Alice Macaire- My Life As A Diplomat's Wife
Published on 19/02/2011
Being a diplomat, my husband gets to be posted in different countries on foreign missions. We are so lucky as ours is a wonderful life. Being the wife of the British High Commissioner has its thrills as I get to meet interesting people.
My day begins at 6am where we have a family breakfast. We have two daughters - Molly, 12, and Nell, 11. They study at Kenton College, which is a great school.
On Tuesdays and Fridays, I go for Kiswahili lessons. Kiswahili is a great language and we (with my fellow learners) laugh a lot at our mistakes.
I spend the rest of my mornings at the Karura forest taking in the sights and sounds, and musing on what needs to be done. I often meet with Charity, usually at 10am, to discuss the day’s project. I have given Karura forest full attention, as there is really much to be done.
In the afternoons I often go to my children’s school to watch them do sports. My husband is usually home by 5pm or 6pm. Most evenings, maybe twice a week, we have receptions at our residence. We also get to host many dinners for dignitaries, including senior government officials like the Prime Minister.
Sometimes I feel nervous and pinch myself wondering, is this really happening? But often I end up talking more than everyone else.
Everywhere we go, I get involved in a project because I am a trained project manager. Before we came to Kenya, we were in New Delhi, India, where we lived in an old, fashionable area with beautiful architecture. I spent time urging reluctant Indian friends into areas of town they never wanted to go to.
Before India, we were in Washington, DC. We were caught in the 9/11 bombings. That day, my husband was meant to go to the Pentagon. Someone asked me to switch on the TV just as the second plane hit the Twin Towers; I heard that the Pentagon had also been hit.
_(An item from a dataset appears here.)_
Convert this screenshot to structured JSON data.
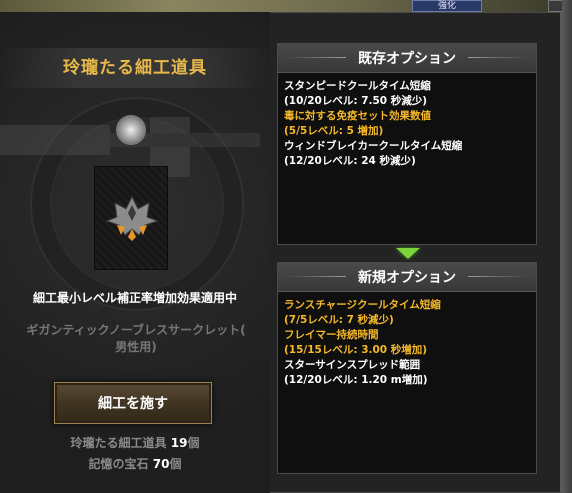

Panicking, I called my husband. His phone rang and rang. Eventually he picked. He had been delayed and rescheduled the Pentagon meeting for the afternoon; those were terrifying times.
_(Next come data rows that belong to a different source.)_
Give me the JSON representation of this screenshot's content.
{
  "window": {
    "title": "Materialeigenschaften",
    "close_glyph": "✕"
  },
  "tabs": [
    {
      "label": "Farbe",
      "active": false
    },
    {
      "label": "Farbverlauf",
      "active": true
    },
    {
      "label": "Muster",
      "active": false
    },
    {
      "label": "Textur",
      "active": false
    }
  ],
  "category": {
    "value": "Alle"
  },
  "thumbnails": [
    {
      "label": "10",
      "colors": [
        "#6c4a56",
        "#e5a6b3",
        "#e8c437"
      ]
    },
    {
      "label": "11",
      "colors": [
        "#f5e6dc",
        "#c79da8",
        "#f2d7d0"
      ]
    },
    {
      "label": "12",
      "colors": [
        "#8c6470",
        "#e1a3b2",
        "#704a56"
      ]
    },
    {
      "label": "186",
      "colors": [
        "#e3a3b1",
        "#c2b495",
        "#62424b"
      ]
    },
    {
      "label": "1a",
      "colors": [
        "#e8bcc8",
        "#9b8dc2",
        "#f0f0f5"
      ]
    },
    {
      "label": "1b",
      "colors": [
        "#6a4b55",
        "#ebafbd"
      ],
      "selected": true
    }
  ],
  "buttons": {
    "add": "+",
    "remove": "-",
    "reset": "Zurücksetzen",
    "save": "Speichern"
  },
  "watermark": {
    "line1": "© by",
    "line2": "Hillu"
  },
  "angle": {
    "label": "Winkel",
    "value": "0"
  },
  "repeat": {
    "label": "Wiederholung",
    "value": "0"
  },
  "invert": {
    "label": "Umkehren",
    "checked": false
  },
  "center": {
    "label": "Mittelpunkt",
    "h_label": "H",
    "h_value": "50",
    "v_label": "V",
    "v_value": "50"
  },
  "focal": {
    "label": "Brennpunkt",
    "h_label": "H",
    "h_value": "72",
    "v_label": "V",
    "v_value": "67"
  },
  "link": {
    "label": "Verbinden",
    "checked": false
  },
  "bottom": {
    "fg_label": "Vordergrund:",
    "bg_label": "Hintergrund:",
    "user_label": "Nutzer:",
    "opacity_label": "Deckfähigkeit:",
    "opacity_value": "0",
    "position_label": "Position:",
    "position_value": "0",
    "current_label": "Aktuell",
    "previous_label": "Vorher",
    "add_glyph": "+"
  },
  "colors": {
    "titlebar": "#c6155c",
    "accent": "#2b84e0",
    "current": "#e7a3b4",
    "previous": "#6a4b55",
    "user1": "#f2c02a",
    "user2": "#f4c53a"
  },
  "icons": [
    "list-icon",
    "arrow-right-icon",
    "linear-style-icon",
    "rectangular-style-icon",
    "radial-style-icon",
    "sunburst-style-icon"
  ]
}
While in the US, I got involved in a fundraising for charity — the National Symphony Orchestra.
Karura is by far my favourite project. I’m happy to see practical results and I’m humbled by the goodwill from people and the government. Kenyans are really a great people who always say yes. They want to help unlike in the West where people do not like responsibilities and are more reserved.
Here, everyone wants to make life better and it is for this reason that my husband and I always say thatKenya